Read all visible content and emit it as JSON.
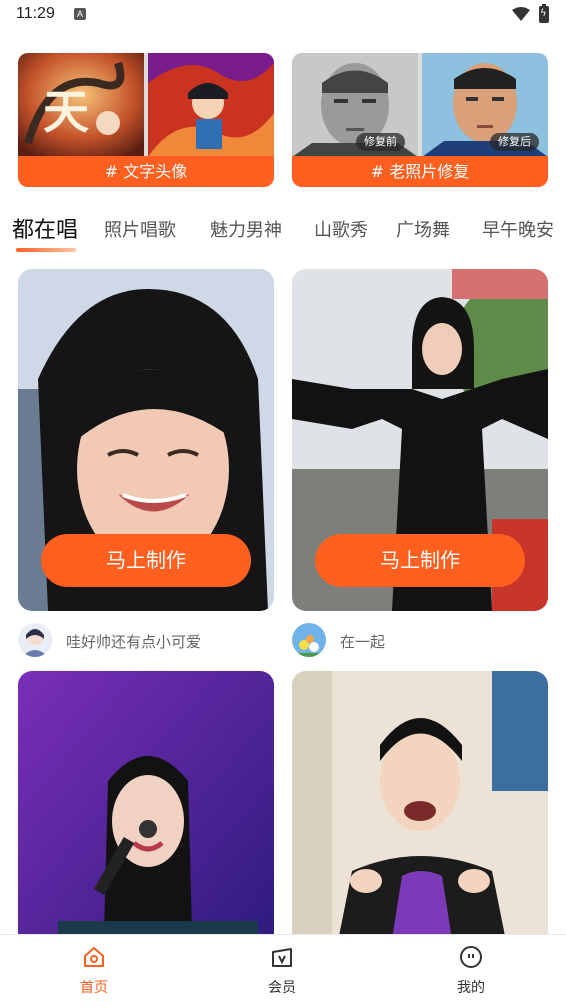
{
  "status_bar": {
    "time": "11:29",
    "notification_glyph": "A"
  },
  "features": [
    {
      "label": "# 文字头像"
    },
    {
      "label": "# 老照片修复",
      "tags": [
        "修复前",
        "修复后"
      ]
    }
  ],
  "tabs": [
    {
      "label": "都在唱",
      "active": true
    },
    {
      "label": "照片唱歌"
    },
    {
      "label": "魅力男神"
    },
    {
      "label": "山歌秀"
    },
    {
      "label": "广场舞"
    },
    {
      "label": "早午晚安"
    }
  ],
  "cards": [
    {
      "button_label": "马上制作",
      "creator": "哇好帅还有点小可爱"
    },
    {
      "button_label": "马上制作",
      "creator": "在一起"
    }
  ],
  "bottom_nav": [
    {
      "label": "首页",
      "icon": "home-icon",
      "active": true
    },
    {
      "label": "会员",
      "icon": "vip-icon"
    },
    {
      "label": "我的",
      "icon": "profile-icon"
    }
  ],
  "colors": {
    "accent": "#ff5f1f"
  }
}
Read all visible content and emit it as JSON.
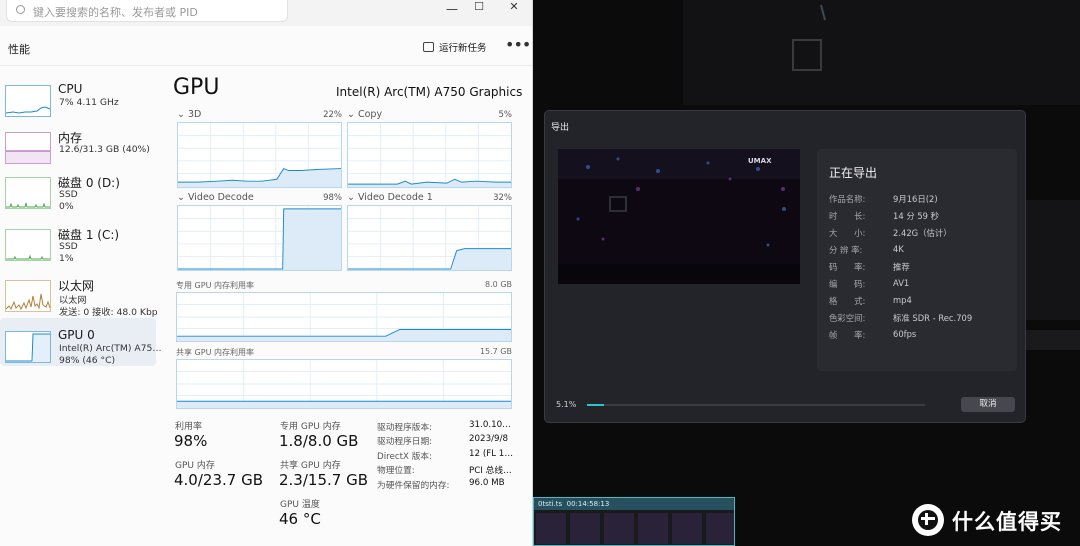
{
  "task_manager": {
    "search_placeholder": "键入要搜索的名称、发布者或 PID",
    "window_controls": {
      "minimize": "—",
      "maximize": "☐",
      "close": "✕"
    },
    "page_title": "性能",
    "run_new_task": "运行新任务",
    "more": "•••",
    "sidebar": [
      {
        "label": "CPU",
        "sub1": "7%  4.11 GHz",
        "sub2": ""
      },
      {
        "label": "内存",
        "sub1": "12.6/31.3 GB (40%)",
        "sub2": ""
      },
      {
        "label": "磁盘 0 (D:)",
        "sub1": "SSD",
        "sub2": "0%"
      },
      {
        "label": "磁盘 1 (C:)",
        "sub1": "SSD",
        "sub2": "1%"
      },
      {
        "label": "以太网",
        "sub1": "以太网",
        "sub2": "发送: 0 接收: 48.0 Kbp"
      },
      {
        "label": "GPU 0",
        "sub1": "Intel(R) Arc(TM) A75…",
        "sub2": "98% (46 °C)"
      }
    ],
    "gpu": {
      "title": "GPU",
      "model": "Intel(R) Arc(TM) A750 Graphics",
      "engines": [
        {
          "label": "3D",
          "pct": "22%"
        },
        {
          "label": "Copy",
          "pct": "5%"
        },
        {
          "label": "Video Decode",
          "pct": "98%"
        },
        {
          "label": "Video Decode 1",
          "pct": "32%"
        }
      ],
      "dedicated_mem_label": "专用 GPU 内存利用率",
      "dedicated_mem_max": "8.0 GB",
      "shared_mem_label": "共享 GPU 内存利用率",
      "shared_mem_max": "15.7 GB",
      "stats": {
        "utilization_label": "利用率",
        "utilization": "98%",
        "dedicated_label": "专用 GPU 内存",
        "dedicated": "1.8/8.0 GB",
        "gpu_mem_label": "GPU 内存",
        "gpu_mem": "4.0/23.7 GB",
        "shared_label": "共享 GPU 内存",
        "shared": "2.3/15.7 GB",
        "temp_label": "GPU 温度",
        "temp": "46 °C"
      },
      "details": [
        {
          "k": "驱动程序版本:",
          "v": "31.0.10…"
        },
        {
          "k": "驱动程序日期:",
          "v": "2023/9/8"
        },
        {
          "k": "DirectX 版本:",
          "v": "12 (FL 1…"
        },
        {
          "k": "物理位置:",
          "v": "PCI 总线…"
        },
        {
          "k": "为硬件保留的内存:",
          "v": "96.0 MB"
        }
      ]
    }
  },
  "export_dialog": {
    "title": "导出",
    "status_title": "正在导出",
    "info": [
      {
        "k": "作品名称:",
        "v": "9月16日(2)"
      },
      {
        "k": "时　　长:",
        "v": "14 分 59 秒"
      },
      {
        "k": "大　　小:",
        "v": "2.42G（估计）"
      },
      {
        "k": "分 辨 率:",
        "v": "4K"
      },
      {
        "k": "码　　率:",
        "v": "推荐"
      },
      {
        "k": "编　　码:",
        "v": "AV1"
      },
      {
        "k": "格　　式:",
        "v": "mp4"
      },
      {
        "k": "色彩空间:",
        "v": "标准 SDR - Rec.709"
      },
      {
        "k": "帧　　率:",
        "v": "60fps"
      }
    ],
    "progress_text": "5.1%",
    "progress": 0.051,
    "cancel": "取消",
    "thumb_text": "UMAX"
  },
  "timeline": {
    "clip_name": "0tsti.ts",
    "clip_time": "00:14:58:13"
  },
  "watermark": {
    "text": "什么值得买"
  },
  "colors": {
    "graph_line": "#1a8ad4",
    "memory_line": "#a04aa8",
    "disk_line": "#4ca84c",
    "eth_line": "#b0803a",
    "accent": "#2fc4c8"
  }
}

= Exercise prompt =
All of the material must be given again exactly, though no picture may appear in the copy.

= Solution =
Read all visible content and emit it as JSON.
{
  "status_bar": {
    "time": "11:29",
    "notification_glyph": "A"
  },
  "features": [
    {
      "label": "# 文字头像"
    },
    {
      "label": "# 老照片修复",
      "tags": [
        "修复前",
        "修复后"
      ]
    }
  ],
  "tabs": [
    {
      "label": "都在唱",
      "active": true
    },
    {
      "label": "照片唱歌"
    },
    {
      "label": "魅力男神"
    },
    {
      "label": "山歌秀"
    },
    {
      "label": "广场舞"
    },
    {
      "label": "早午晚安"
    }
  ],
  "cards": [
    {
      "button_label": "马上制作",
      "creator": "哇好帅还有点小可爱"
    },
    {
      "button_label": "马上制作",
      "creator": "在一起"
    }
  ],
  "bottom_nav": [
    {
      "label": "首页",
      "icon": "home-icon",
      "active": true
    },
    {
      "label": "会员",
      "icon": "vip-icon"
    },
    {
      "label": "我的",
      "icon": "profile-icon"
    }
  ],
  "colors": {
    "accent": "#ff5f1f"
  }
}
Read all visible content and emit it as JSON.
{
  "task_manager": {
    "search_placeholder": "键入要搜索的名称、发布者或 PID",
    "window_controls": {
      "minimize": "—",
      "maximize": "☐",
      "close": "✕"
    },
    "page_title": "性能",
    "run_new_task": "运行新任务",
    "more": "•••",
    "sidebar": [
      {
        "label": "CPU",
        "sub1": "7%  4.11 GHz",
        "sub2": ""
      },
      {
        "label": "内存",
        "sub1": "12.6/31.3 GB (40%)",
        "sub2": ""
      },
      {
        "label": "磁盘 0 (D:)",
        "sub1": "SSD",
        "sub2": "0%"
      },
      {
        "label": "磁盘 1 (C:)",
        "sub1": "SSD",
        "sub2": "1%"
      },
      {
        "label": "以太网",
        "sub1": "以太网",
        "sub2": "发送: 0 接收: 48.0 Kbp"
      },
      {
        "label": "GPU 0",
        "sub1": "Intel(R) Arc(TM) A75…",
        "sub2": "98% (46 °C)"
      }
    ],
    "gpu": {
      "title": "GPU",
      "model": "Intel(R) Arc(TM) A750 Graphics",
      "engines": [
        {
          "label": "3D",
          "pct": "22%"
        },
        {
          "label": "Copy",
          "pct": "5%"
        },
        {
          "label": "Video Decode",
          "pct": "98%"
        },
        {
          "label": "Video Decode 1",
          "pct": "32%"
        }
      ],
      "dedicated_mem_label": "专用 GPU 内存利用率",
      "dedicated_mem_max": "8.0 GB",
      "shared_mem_label": "共享 GPU 内存利用率",
      "shared_mem_max": "15.7 GB",
      "stats": {
        "utilization_label": "利用率",
        "utilization": "98%",
        "dedicated_label": "专用 GPU 内存",
        "dedicated": "1.8/8.0 GB",
        "gpu_mem_label": "GPU 内存",
        "gpu_mem": "4.0/23.7 GB",
        "shared_label": "共享 GPU 内存",
        "shared": "2.3/15.7 GB",
        "temp_label": "GPU 温度",
        "temp": "46 °C"
      },
      "details": [
        {
          "k": "驱动程序版本:",
          "v": "31.0.10…"
        },
        {
          "k": "驱动程序日期:",
          "v": "2023/9/8"
        },
        {
          "k": "DirectX 版本:",
          "v": "12 (FL 1…"
        },
        {
          "k": "物理位置:",
          "v": "PCI 总线…"
        },
        {
          "k": "为硬件保留的内存:",
          "v": "96.0 MB"
        }
      ]
    }
  },
  "export_dialog": {
    "title": "导出",
    "status_title": "正在导出",
    "info": [
      {
        "k": "作品名称:",
        "v": "9月16日(2)"
      },
      {
        "k": "时　　长:",
        "v": "14 分 59 秒"
      },
      {
        "k": "大　　小:",
        "v": "2.42G（估计）"
      },
      {
        "k": "分 辨 率:",
        "v": "4K"
      },
      {
        "k": "码　　率:",
        "v": "推荐"
      },
      {
        "k": "编　　码:",
        "v": "AV1"
      },
      {
        "k": "格　　式:",
        "v": "mp4"
      },
      {
        "k": "色彩空间:",
        "v": "标准 SDR - Rec.709"
      },
      {
        "k": "帧　　率:",
        "v": "60fps"
      }
    ],
    "progress_text": "5.1%",
    "progress": 0.051,
    "cancel": "取消",
    "thumb_text": "UMAX"
  },
  "timeline": {
    "clip_name": "0tsti.ts",
    "clip_time": "00:14:58:13"
  },
  "watermark": {
    "text": "什么值得买"
  },
  "colors": {
    "graph_line": "#1a8ad4",
    "memory_line": "#a04aa8",
    "disk_line": "#4ca84c",
    "eth_line": "#b0803a",
    "accent": "#2fc4c8"
  }
}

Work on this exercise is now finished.